Because whatever the number is, it's apparently "more than forty:" "At least 40 U.S. veterans died waiting for appointments at the Phoenix Veterans Affairs Health Care system, many of whom were placed on a secret waiting list. The secret list was part of an elaborate scheme designed by Veterans Affairs managers in Phoenix who were trying to hide that 1,400 to 1,600 sick veterans were forced to wait months to see a doctor, according to a recently retired top VA doctor and several high-level sources."
...Only it wasn't much of a secret, given that what went on here. Essentially, VA officials created a dummy list that made it look like they were processing veterans care in a timely fashion, while keeping actual sick veterans on a separate list that had some of them waiting for months for healthcare appointments. This, indeed, resulted in veterans dying before they could be seen by a doctor: and before anyone thinks that I'm exaggerating the situation, please note that everybody concedes that Phoenix VA officials were actually shredding records to hide the problem. So this was all known, including internally - but the resulting stink raised inside the organization over this went nowhere for months, apparently. Take a gander at this:
In one internal Phoenix VA e-mail dated July 3, 2013, one staffer raised concerns about the secret electronic list and raised alarms that Phoenix VA officials were praising its use.
"I have to say, I think it's unfair to call any of this a success when Veterans are waiting 6 weeks on an electronic waiting list before they're called to schedule their first PCP (primary care physician) appointment," the e-mail states. "Sure, when their appointment is created, it can be 14 days out, but we're making them wait 6-20 weeks to create that appointment."

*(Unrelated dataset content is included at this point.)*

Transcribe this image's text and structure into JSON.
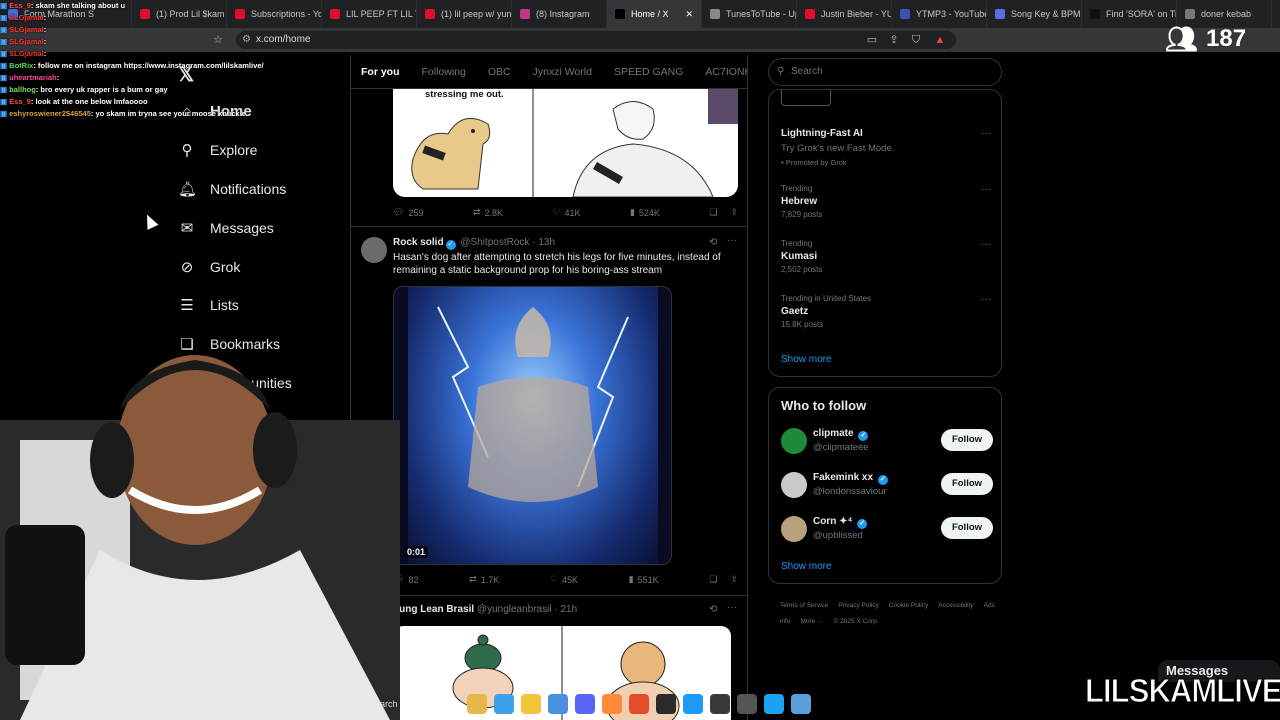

The e-mail adds pointedly: "That is unethical and a disservice to our Veterans."
The only time that a bureaucrat writes a pointed email is when he or she knows dang well that the excrement is going to hit the rotary blade eventually, so it's time to CYA. And this was a serious issue: ostensibly, the VA IG office was investigating the situation. The problem is that something - or somebody - was holding up the process; despite the fact that this has been a known issue for a year, it apparently took a veteran slowing dying by inches in December to get this story to break.
A fish rots from the head down. Eric Shinseki is the Secretary of Veterans Affairs: that makes this disaster his responsibility, and the honorable thing for him to do here would be to resign immediately. No, I don't expect honorable activity from a Obama Cabinet appointee, either, so the next alternative strategy would be to get him forced out. Only, he's one of the antiwar movement's old darlings, so the odds of that happening are, as they say, nil.

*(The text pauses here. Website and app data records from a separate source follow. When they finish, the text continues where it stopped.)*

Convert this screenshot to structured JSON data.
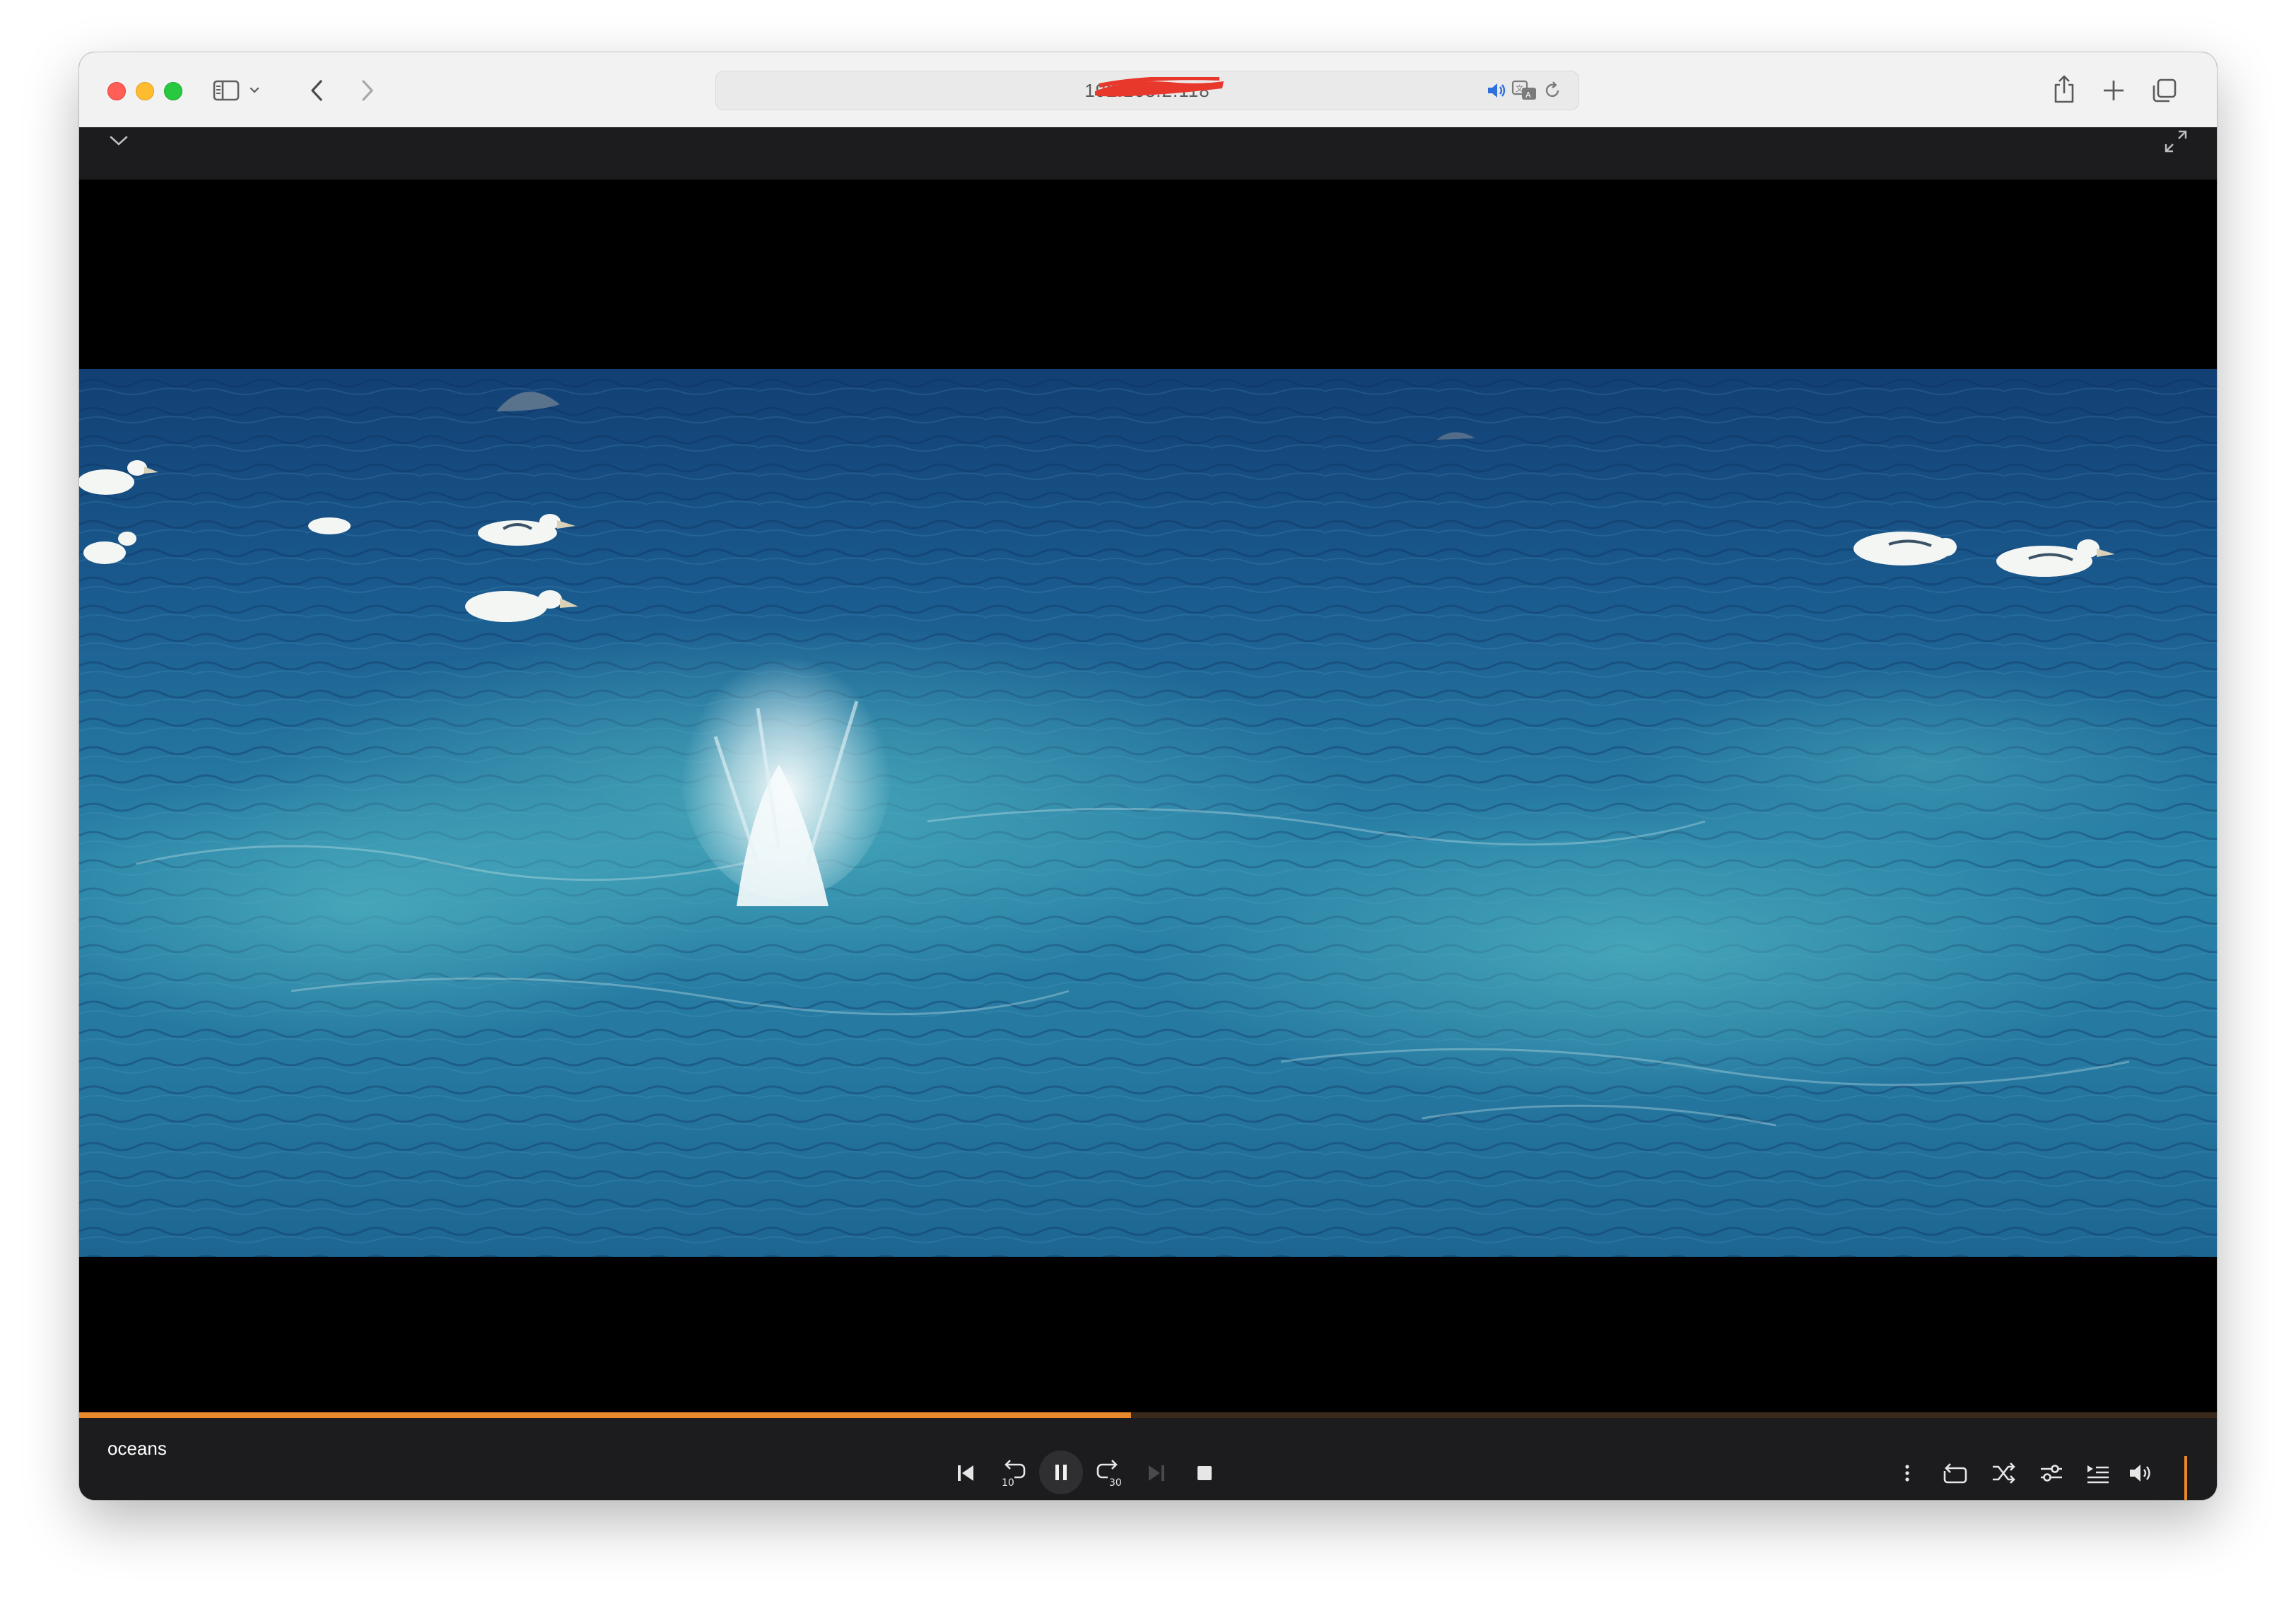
{
  "browser": {
    "address_text": "192.168.2.118",
    "icons": [
      "sidebar-icon",
      "chevron-down-icon",
      "back-arrow-icon",
      "forward-arrow-icon",
      "speaker-icon",
      "translate-icon",
      "reload-icon",
      "share-icon",
      "new-tab-icon",
      "tabs-overview-icon"
    ],
    "traffic_lights": {
      "close": "#ff5f57",
      "minimize": "#febc2e",
      "maximize": "#28c840"
    }
  },
  "player": {
    "title": "oceans",
    "progress_fraction": 0.492,
    "accent_color": "#e8892c",
    "volume_fraction": 1.0,
    "controls_left": [
      "collapse-chevron-icon"
    ],
    "controls_right_top": [
      "fullscreen-expand-icon"
    ],
    "transport": [
      "skip-previous-icon",
      "rewind-10-icon",
      "pause-icon",
      "forward-30-icon",
      "skip-next-icon",
      "stop-icon"
    ],
    "rewind_label": "10",
    "forward_label": "30",
    "options": [
      "more-options-icon",
      "repeat-icon",
      "shuffle-icon",
      "equalizer-icon",
      "playlist-icon",
      "volume-icon"
    ]
  }
}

But I suppose that we should look on the bright side: at least Shinseki didn't abandon all our veterans. Just some of the ones out in flyover country.
Moe Lane (crossposted)

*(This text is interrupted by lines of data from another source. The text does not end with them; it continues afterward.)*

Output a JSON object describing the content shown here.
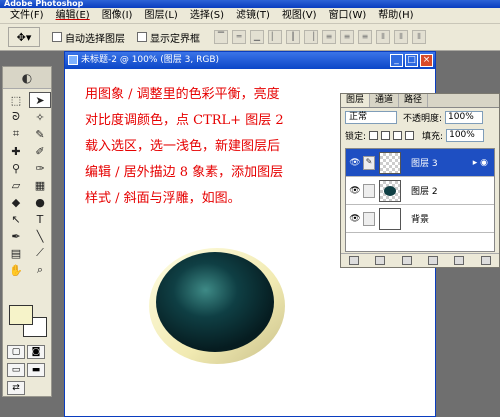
{
  "app": {
    "title": "Adobe Photoshop"
  },
  "menu": [
    "文件(F)",
    "编辑(E)",
    "图像(I)",
    "图层(L)",
    "选择(S)",
    "滤镜(T)",
    "视图(V)",
    "窗口(W)",
    "帮助(H)"
  ],
  "options": {
    "move_icon": "move-tool-icon",
    "auto_select_label": "自动选择图层",
    "show_bounds_label": "显示定界框"
  },
  "document": {
    "title": "未标题-2 @ 100% (图层 3, RGB)",
    "instructions": [
      "用图象 / 调整里的色彩平衡，亮度",
      "对比度调颜色，点 CTRL+ 图层 2",
      "载入选区，选一浅色，新建图层后",
      "编辑 / 居外描边 8 象素，添加图层",
      "样式 / 斜面与浮雕，如图。"
    ]
  },
  "layers_panel": {
    "tabs": [
      "图层",
      "通道",
      "路径"
    ],
    "blend_mode": "正常",
    "opacity_label": "不透明度:",
    "opacity": "100%",
    "lock_label": "锁定:",
    "fill_label": "填充:",
    "fill": "100%",
    "layers": [
      {
        "name": "图层 3",
        "selected": true
      },
      {
        "name": "图层 2",
        "selected": false
      },
      {
        "name": "背景",
        "selected": false
      }
    ]
  },
  "colors": {
    "foreground": "#f6f3c9",
    "background": "#ffffff",
    "instruction_text": "#e60000"
  }
}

PS: Do I even need to note that this is the same administration that thinks that it's competent enough to administer your health care decisions for you? - Because I'm pretty sure that most of the people reading this have already worked that out for themselves.